2 You've Got Mail
Nora Ephron's irritating, bleating goat of cuteness that is You've Got Mail got its start as a charming Jimmy Stewart romantic comedy known as The Shop Around the Corner. Ephron made no secret about the connection (Meg Ryan's bookstore is named after the original film, for God's sake), but the repairing of Tom Hanks and Ryan couldn't have been more disastrous.
As two pen pals who openly hate each other in real life, Stewart and Margaret Sullavan are a joy to watch. Hanks and Ryan are a cruel pairing. Worse, the film is overstuffed with longing for the days when books mattered before the days of the computer, while still touting the amazing at the time instant messaging features of AOL instant messenger.
Screenwriter Dan O'Bannon famously said that he didn't steal from anyone when writing what turned into Ridley Scott's classic haunted-house-movie-in-space, he stole from everyone.

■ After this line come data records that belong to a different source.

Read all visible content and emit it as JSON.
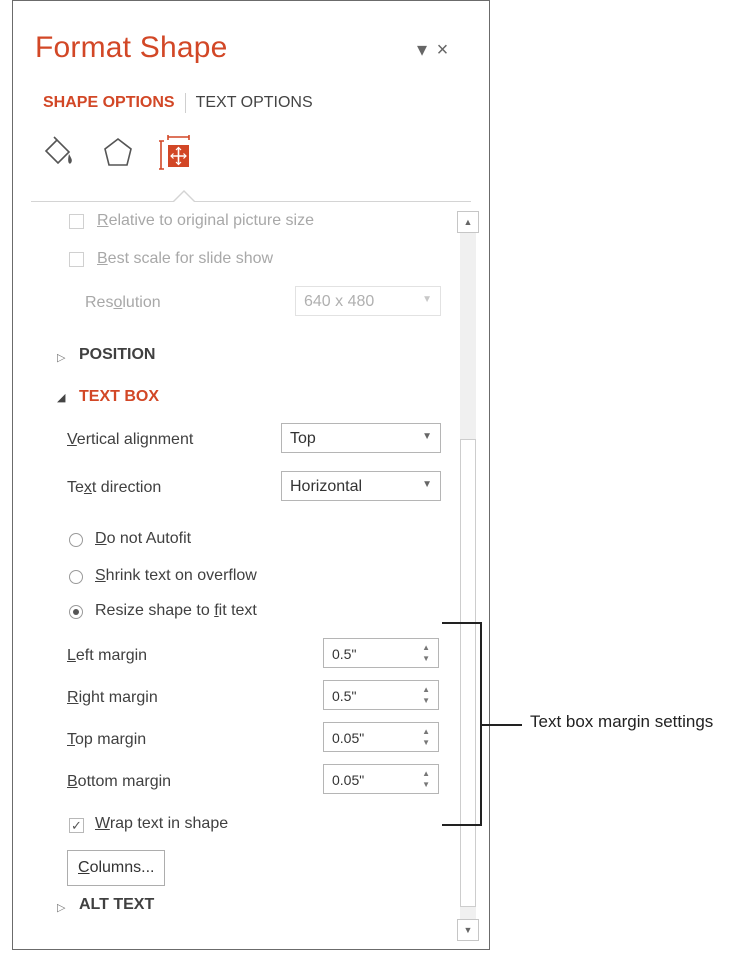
{
  "panel": {
    "title": "Format Shape",
    "header_buttons": {
      "menu_glyph": "▾",
      "close_glyph": "×"
    },
    "tabs": [
      {
        "label": "SHAPE OPTIONS",
        "active": true
      },
      {
        "label": "TEXT OPTIONS",
        "active": false
      }
    ],
    "icons": [
      "fill-line-icon",
      "effects-icon",
      "size-properties-icon"
    ],
    "accent_color": "#d24726"
  },
  "picture": {
    "relative_prefix": "R",
    "relative_rest": "elative to original picture size",
    "best_prefix": "B",
    "best_rest": "est scale for slide show",
    "resolution_a": "Res",
    "resolution_u": "o",
    "resolution_b": "lution",
    "resolution_value": "640 x 480"
  },
  "sections": {
    "position": "POSITION",
    "text_box": "TEXT BOX",
    "alt_text": "ALT TEXT"
  },
  "text_box": {
    "vertical_alignment": {
      "u": "V",
      "rest": "ertical alignment",
      "value": "Top"
    },
    "text_direction": {
      "a": "Te",
      "u": "x",
      "b": "t direction",
      "value": "Horizontal"
    },
    "autofit": [
      {
        "u": "D",
        "rest": "o not Autofit",
        "selected": false
      },
      {
        "u": "S",
        "rest": "hrink text on overflow",
        "selected": false
      },
      {
        "a": "Resize shape to ",
        "u": "f",
        "b": "it text",
        "selected": true
      }
    ],
    "margins": [
      {
        "u": "L",
        "rest": "eft margin",
        "value": "0.5\""
      },
      {
        "u": "R",
        "rest": "ight margin",
        "value": "0.5\""
      },
      {
        "u": "T",
        "rest": "op margin",
        "value": "0.05\""
      },
      {
        "u": "B",
        "rest": "ottom margin",
        "value": "0.05\""
      }
    ],
    "wrap": {
      "u": "W",
      "rest": "rap text in shape",
      "checked": true
    },
    "columns": {
      "u": "C",
      "rest": "olumns..."
    }
  },
  "callout": "Text box margin settings"
}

The film is a mishmash of various older sci-fi thrillers, most notably Mario Bava's Planet of the Vampires and Edward L. Cahn's It! Terror From Beyond Space.
Bava's film contains some notable similarities, including a scene in which space travellers marooned on a desolate planet explore an alien ship only discover the skeleton of a giant alien (the famous space jockey from Scott's film), and one in which an attempt to kill the creature is made involving an airlock.
Recently, director Nicolas Winding Refn held a screening of Bava's film in which he ranted about the various story beats Alien directly lifted from it. In terms of artistic theft, it's fairly blatant. But at least it's honest about it.